Shall we have a peaceful or a violent Christmas Eve in Tsimshatsui tonight? Inspired by their success in spreading holiday fun last Halloween, the Hong Kong Police predictably choose the latter.
After six months of this, we can detect a pattern: when the police steer clear, public gatherings are – all else being equal – far more peaceful. So we must assume that the senior police management are deploying hyped-up armed riot cops on such occasions as a deliberate strategy to engineer physical confrontation. The question is, why? To bump up the number of arrests? To comply with Beijing officials’ demands for tough repression? To claim more overtime? To appease those of their front-line men who sadly seem to enjoy whacking passers-by?
Or, given their profession’s reputation for limited lateral-thinking abilities, do they dementedly believe that they are somehow preserving public order and serving the community’s interests?
(My money would be on the Beijing factor.)
I declare what could turn out to be a five-day Merry Christmas Weekend open with some quick links to interesting things…
Some thoughts on what the Hong Kong government could learn from other authorities’ PR response to a different train-wreck. One problem is that Hong Kong officials’ spinelessness and condescension is not only a colonial hangover, and not only a defensive instinct driven by their own incompetence and lack of legitimacy. It’s also pretty much required by Beijing.
An explanatory leaflet about the Spark Alliance arrests and freezing of funds.
If you need something depressing to curb excessive festive joy, Amnesty International on sexual violence against Hong Kong protests.
The naivety of government supporters who welcome the court decision that Au Nok-hin and Gary Fan were not duly elected.
And of course the Christmas version of the Glory to Hong Kong anthem. And for the uninitiated who don’t get Cantonese opera, an appreciation-with-video of that version.
And if you still don’t get Cantonese opera…
If only the police were as zealous in their quest to prevent actual crimes, like armed robberies (and no, I don’t think what ensued in Tai Po a few evenings ago counts)…
Merry Christmas to all!
It occurs to me that the old schoolyard ditty that sets the lyrics “Fill the school with gasoline” to the tune of “Deck the halls with boughs of holly” has become strangely appropriate to our times.

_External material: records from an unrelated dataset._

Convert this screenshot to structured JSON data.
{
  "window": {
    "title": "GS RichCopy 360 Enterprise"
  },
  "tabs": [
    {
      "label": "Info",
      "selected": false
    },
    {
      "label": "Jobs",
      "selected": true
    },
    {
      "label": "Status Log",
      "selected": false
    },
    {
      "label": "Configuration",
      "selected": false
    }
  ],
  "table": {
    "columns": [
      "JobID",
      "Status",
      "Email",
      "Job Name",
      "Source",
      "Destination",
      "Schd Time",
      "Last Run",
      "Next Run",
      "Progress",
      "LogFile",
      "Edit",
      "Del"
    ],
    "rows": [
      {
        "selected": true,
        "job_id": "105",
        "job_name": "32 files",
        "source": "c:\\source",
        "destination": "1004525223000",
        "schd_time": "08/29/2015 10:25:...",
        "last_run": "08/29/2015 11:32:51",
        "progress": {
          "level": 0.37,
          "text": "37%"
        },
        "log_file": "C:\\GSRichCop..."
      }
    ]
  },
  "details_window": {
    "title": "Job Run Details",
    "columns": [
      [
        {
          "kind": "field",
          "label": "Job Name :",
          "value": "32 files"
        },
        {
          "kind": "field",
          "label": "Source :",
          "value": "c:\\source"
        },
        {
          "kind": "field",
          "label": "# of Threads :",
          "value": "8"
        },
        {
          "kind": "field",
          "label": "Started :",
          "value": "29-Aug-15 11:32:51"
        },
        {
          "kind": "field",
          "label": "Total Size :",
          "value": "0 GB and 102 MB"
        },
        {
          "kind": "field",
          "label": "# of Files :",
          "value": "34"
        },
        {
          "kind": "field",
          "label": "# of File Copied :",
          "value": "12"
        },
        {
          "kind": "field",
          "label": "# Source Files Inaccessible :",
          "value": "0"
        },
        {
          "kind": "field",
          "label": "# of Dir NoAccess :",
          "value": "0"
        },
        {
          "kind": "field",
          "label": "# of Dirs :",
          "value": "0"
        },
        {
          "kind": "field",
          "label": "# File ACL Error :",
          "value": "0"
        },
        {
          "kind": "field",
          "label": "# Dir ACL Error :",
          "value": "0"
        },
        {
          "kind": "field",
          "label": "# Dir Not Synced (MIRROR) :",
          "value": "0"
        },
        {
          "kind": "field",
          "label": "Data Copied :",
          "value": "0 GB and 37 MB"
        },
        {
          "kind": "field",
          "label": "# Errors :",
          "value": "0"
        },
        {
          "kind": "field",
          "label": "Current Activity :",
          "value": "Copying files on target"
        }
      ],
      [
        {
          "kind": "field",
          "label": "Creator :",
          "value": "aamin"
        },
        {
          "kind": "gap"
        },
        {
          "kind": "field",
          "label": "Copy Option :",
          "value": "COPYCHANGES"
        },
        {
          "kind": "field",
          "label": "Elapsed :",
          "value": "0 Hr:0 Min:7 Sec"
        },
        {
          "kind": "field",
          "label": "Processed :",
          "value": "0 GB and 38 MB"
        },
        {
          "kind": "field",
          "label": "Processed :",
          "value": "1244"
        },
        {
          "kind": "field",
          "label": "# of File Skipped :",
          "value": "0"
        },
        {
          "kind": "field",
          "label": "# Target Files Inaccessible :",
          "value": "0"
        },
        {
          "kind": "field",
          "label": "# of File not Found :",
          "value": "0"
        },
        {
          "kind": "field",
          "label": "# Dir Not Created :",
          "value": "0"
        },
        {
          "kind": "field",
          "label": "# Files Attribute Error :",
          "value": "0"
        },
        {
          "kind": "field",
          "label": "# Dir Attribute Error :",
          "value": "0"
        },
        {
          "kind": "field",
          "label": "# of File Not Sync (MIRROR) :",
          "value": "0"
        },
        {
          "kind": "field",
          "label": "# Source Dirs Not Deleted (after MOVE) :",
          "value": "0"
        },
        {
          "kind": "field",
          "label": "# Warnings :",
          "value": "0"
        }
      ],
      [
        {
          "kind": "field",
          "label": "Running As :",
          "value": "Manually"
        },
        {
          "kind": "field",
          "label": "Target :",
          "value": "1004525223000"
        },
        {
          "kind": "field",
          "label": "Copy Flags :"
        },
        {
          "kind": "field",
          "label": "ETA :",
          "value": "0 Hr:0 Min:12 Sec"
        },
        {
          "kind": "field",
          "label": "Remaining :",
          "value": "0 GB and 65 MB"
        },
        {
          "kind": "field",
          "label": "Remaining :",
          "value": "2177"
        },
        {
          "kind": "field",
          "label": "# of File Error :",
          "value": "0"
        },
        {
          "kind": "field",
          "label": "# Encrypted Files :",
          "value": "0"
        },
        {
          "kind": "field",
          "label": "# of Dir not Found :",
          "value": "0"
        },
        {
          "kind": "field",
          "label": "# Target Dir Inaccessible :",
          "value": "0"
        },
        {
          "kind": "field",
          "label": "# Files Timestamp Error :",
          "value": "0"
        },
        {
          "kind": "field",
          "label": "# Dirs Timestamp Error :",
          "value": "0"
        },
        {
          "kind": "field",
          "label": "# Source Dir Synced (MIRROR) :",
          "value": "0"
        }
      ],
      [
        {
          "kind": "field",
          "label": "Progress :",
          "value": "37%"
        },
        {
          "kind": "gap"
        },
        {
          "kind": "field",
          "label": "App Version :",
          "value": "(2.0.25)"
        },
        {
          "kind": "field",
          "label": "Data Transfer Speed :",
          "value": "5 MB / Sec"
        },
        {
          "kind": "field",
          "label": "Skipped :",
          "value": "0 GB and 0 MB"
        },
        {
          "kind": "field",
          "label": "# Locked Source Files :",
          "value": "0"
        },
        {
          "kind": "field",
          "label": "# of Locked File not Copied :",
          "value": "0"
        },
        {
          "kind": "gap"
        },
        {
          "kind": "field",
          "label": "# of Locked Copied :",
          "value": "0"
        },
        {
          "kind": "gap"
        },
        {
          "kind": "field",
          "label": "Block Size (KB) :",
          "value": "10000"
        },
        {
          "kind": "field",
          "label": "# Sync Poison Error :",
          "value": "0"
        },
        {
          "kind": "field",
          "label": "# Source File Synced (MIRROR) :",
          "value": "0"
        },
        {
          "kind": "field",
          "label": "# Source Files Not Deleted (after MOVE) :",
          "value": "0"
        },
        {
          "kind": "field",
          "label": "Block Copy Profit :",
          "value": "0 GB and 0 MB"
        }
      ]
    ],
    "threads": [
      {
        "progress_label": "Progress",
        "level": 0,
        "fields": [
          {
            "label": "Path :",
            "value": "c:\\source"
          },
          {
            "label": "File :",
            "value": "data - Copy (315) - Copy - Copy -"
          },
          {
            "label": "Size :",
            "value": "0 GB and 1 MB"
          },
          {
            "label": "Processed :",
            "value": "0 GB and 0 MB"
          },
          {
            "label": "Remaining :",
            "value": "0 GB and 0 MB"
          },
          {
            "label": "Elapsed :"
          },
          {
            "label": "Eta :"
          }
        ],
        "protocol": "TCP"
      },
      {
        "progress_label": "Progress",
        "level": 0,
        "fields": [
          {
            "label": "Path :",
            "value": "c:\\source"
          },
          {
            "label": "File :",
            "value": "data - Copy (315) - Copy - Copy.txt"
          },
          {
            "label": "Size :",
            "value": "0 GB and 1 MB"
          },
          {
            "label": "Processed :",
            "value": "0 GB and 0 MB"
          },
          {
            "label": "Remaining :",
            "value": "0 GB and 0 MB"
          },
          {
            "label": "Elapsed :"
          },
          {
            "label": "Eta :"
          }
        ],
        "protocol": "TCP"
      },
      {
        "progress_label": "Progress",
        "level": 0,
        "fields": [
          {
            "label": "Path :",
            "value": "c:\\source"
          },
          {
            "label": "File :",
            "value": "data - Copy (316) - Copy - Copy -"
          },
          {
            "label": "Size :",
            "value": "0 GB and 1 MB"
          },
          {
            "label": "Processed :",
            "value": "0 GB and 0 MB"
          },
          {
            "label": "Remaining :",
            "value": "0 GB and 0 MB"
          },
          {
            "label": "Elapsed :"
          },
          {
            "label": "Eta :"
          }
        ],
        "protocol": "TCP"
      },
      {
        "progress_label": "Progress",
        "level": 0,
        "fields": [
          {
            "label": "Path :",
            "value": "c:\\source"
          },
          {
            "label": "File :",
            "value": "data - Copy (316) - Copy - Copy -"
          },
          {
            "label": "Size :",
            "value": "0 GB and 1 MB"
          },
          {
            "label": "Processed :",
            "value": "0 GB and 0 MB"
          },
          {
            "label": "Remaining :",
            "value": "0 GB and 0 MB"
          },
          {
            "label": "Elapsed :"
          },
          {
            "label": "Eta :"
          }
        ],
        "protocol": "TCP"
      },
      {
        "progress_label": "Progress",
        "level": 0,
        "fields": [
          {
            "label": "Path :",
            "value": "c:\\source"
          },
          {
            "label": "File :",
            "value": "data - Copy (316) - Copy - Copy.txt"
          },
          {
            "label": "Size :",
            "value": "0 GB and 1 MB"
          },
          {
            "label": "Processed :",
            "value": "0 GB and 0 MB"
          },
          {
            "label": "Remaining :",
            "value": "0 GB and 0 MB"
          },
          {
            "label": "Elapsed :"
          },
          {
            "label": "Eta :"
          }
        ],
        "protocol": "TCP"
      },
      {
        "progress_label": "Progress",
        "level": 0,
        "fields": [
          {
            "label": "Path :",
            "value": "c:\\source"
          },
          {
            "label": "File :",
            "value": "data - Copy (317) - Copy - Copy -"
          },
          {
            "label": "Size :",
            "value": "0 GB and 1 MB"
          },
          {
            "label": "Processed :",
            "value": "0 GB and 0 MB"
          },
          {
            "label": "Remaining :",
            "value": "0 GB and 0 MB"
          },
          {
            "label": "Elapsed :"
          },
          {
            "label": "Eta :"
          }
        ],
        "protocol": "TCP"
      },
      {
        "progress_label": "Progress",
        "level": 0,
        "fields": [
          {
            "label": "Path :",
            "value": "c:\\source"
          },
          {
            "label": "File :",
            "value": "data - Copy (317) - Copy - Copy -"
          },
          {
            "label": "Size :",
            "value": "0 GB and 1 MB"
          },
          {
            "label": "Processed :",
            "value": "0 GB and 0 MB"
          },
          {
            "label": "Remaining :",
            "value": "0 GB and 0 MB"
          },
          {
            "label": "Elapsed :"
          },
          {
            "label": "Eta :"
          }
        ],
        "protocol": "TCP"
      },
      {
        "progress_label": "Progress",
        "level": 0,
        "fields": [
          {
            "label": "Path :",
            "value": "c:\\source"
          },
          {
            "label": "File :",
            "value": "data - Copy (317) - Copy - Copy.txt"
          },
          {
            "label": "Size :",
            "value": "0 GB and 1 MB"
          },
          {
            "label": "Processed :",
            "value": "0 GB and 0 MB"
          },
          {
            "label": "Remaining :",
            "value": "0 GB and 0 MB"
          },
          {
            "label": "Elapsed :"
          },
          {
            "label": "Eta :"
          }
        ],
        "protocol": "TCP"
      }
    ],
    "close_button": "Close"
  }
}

19:42 25 Dec: Police Arrest Over 100 in Central, Admiralty Last Night
In a clip uploaded at 19:42, the police force said over 100 people were arrested in the vicinity of Admiralty and Central last night (24 Dec). The police said from around 22:00, a large amount of protesters gathered in Causeway Bay and some followed calls on the Internet to protest to Lan Kwai Fong and obstruct business activities there. The police intercepted these people around Justice Drive and Queen’s Road Central. 58M and 47F were arrested, with the smallest being 13yo. A person was found with a laser pointer and was arrested for possession of offensive weapon.
23:02 26 Dec: 43 Arrested for Unlawful Assembly at Midnight in Mong Kok
Police stated that around midnight, protesters gathered at the interjunction of Fife Street and Sai Yeung Choi Street South. In the dispersal operation, a total of 43 people (22M 21F) ranging from 15 y/o to 54 y/o were arrested for unlawful assembly. They have been detained for further investigations and the case has been handed over to Crime Kowloon West Headquarters for follow up.
At around 01:00, police conducted large scale stop and search again and a large group of riot police frisked around 10 people, mainly youngsters, on Fife Street just opposite Argyle Centre. They were asked to kneel or squat down close to the walls, with both arms raised and then had their hands tied behind their backs with cable ties. Press were not allowed to get close during the process.
Monty Python could not better the farce that is now our daily reality.